Aerial-actor. Whether you be an actor or an aerialist, the masterful skill of combining these art forms is most likely beyond your reach. Were you to not have tried either, the ease with which Mara Neimanis executes the fusion, might easily deceive you into thinking this is cake. But I assure you, this is not cake. This is something astounding. This is a new brand of performance art; serving as vehicle for the deeply personal, highly relevant, and joyfully heart-opening story of Naomi's Flight.
It is with delicate precision and a deep-seated relationship between them, that Mara begins by placing the apparatuses in motion. Each one in its own time. As the light spins over the twirling metal, Mara's voice carries us away on a journey...the story of her mother's battle with diabetes and Alzheimer's. The story of her parents' love and devotion to one another, and of hers to them.
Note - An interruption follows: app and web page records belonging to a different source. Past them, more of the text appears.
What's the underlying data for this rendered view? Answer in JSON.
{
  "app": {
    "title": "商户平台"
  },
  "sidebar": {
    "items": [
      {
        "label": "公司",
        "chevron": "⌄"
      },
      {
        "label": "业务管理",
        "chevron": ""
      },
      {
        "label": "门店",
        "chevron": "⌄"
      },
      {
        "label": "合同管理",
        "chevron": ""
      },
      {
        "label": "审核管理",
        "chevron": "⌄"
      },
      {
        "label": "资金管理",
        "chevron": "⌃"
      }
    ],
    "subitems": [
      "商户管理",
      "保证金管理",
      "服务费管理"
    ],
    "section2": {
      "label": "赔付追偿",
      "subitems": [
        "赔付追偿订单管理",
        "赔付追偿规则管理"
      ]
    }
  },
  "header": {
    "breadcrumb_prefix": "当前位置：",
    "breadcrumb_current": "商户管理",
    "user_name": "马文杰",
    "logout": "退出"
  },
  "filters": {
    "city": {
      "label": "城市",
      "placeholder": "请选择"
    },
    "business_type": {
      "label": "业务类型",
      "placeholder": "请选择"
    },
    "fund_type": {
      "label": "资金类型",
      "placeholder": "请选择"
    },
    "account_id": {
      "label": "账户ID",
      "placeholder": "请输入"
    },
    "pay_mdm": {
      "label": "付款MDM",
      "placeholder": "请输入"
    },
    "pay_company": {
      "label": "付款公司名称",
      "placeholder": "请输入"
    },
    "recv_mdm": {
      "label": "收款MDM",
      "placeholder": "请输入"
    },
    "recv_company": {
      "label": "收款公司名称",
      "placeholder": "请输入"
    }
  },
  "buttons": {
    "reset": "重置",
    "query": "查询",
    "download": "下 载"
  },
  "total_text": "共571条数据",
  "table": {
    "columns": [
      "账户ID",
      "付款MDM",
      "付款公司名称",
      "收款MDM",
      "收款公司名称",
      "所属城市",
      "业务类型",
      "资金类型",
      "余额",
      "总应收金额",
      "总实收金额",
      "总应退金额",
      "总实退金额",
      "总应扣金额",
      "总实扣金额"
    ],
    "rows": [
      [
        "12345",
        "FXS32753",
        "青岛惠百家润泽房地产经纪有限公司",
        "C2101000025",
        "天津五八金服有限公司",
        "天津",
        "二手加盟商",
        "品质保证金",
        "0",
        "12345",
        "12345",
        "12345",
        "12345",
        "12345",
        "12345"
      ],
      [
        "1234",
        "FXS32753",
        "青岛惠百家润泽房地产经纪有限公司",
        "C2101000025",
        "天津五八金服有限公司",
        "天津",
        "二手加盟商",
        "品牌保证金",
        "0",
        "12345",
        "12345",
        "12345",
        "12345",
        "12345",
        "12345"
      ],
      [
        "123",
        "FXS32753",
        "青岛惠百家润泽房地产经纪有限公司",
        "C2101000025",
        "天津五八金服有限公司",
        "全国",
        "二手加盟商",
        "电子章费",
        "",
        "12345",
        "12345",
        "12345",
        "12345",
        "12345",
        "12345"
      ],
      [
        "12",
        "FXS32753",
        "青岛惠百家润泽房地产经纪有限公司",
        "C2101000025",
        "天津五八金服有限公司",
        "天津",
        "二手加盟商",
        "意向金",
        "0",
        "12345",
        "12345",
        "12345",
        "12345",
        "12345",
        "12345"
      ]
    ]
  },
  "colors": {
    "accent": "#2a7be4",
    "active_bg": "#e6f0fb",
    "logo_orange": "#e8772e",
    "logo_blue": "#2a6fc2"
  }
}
I smile at the first appearance of Naomi, Mara's mother, and am grateful to know her, if only in this way.
Perched atop of invented apparatus, created by sculptor Tim Scofield, Mara puts on the mask of her mother and tells of how her parents fell in love. "A Russian Jew? Ooooo" Her father's Latvian parents did not approve, nor her mother's of him. And yet a young love blossomed between two souls in New York City, in the 50's. A world where her mother took acting classes with Lee Strasberg and met Marilyn Monroe. Where Naomi and George met at Sardis, "not the famous one where the celebrities went", for the best food in NYC. Mara weaves together reminiscent stories of yesterday with the sharp reality of Naomi's mental and physical decline and her ever-expanding need for care. Mara's training shines as she slips in and out of the three characters (mother, father, self) as easily as she slides in and out of difficult aerial maneuvers.
And while the aerial work is wonderfully impressive. It is much more than eye candy. It is in this world of inversion, a world of struggle and release, that the metaphor for mental illness is so beautifully illustrated. Mara has found a way to illuminate Naomi's state of mind, now so often turned upside-down. From moments of great exhaustion, body draped limply over metal bars, to explosive summersaults and holds filled with lift and lightness...we get to ride along as Naomi flies in and back out again. The contrast of her father's groundedness, always sitting calmly on the bottom rung of the gate, anchors this world of inversion; while Mara herself, moves around, over, and under...searching, searching, searching.
"Hello, Dr. Dark??" The sharp, rhythmic dream sequences shake us out of the lyrical world. Draped in a pool of light center stage, we see a highly animated mime, comically portraying the maddening task of communicating with her mother's doctor. "Yes, I'm tying you up again!" Mara plays both herself and the doctor simultaneously; up to her ears in prescriptions, insulin shots, and rope. Pouncing on him triumphantly, only to wake up again, Mara groans over another unsuccessful strangling the dreaded, Dr. Dark.
Upon this viewing of Naomi's Flight, my 3rd, I am moved by the generosity in Mara's performance. Some time has passed since she wrote the piece, and it seems that at this point in her personal journey, Mara is able give us this story quite gracefully and with peace in her heart. It is breathtaking to watch....
I find myself thinking of my great-grandmother, who after many years living alone with an in-home caregiver, died in a nursing home at the age of 101. At the age of 11, I didn't understand much of this, but I'll never forget the moments where her blue eyes would drift away, taking her somewhere far beyond the four walls of the room. Each time she came back to us was a gift. I think of my grandmother and my own mother, of what the years will bring and of the time we have today.
Mara is bravely sharing a deeply personal and poignant story, but in doing so is evoking conversation about families, caregivers, mental illness, healthcare systems, and all the space in between. She allows us to reflect on our own stories and to look lovingly at our own fragility with great honesty. And for those who have dealt with such personal hardships alone, and without support, this is quite a generous gift.
My favorite moment of the show comes during a trip to the mall with Naomi and Mara to buy a hat for George on their 54th wedding anniversary. An honest, simple story of mother and daughter. After a frustrating car ride and an intentionally bumpy wheelchair ride over the cracked sidewalk, the two women share a memory of their time together in Israel, while standing in the food court. We see, for a moment, Naomi fly in and grace us with contagious life and laughter. Only to fly out again...
It seems to me that life is full of these fleeting moments and we ought to cherish them when they appear. Mara's reflections on her mother who, she misses, "even though she is not gone," are beautifully layered and she shares that "as her mind retreats, her heart comes forward" .... something we all can do with a bit of.
As she leaves the stage, Mara again sets the apparatuses in motion, marveling at their strength and beauty, and their free-spirited movement. I sit with tears in my eyes and hope in my heart.
Story by: Kolleen Kintz Photos by: Bobby Kintz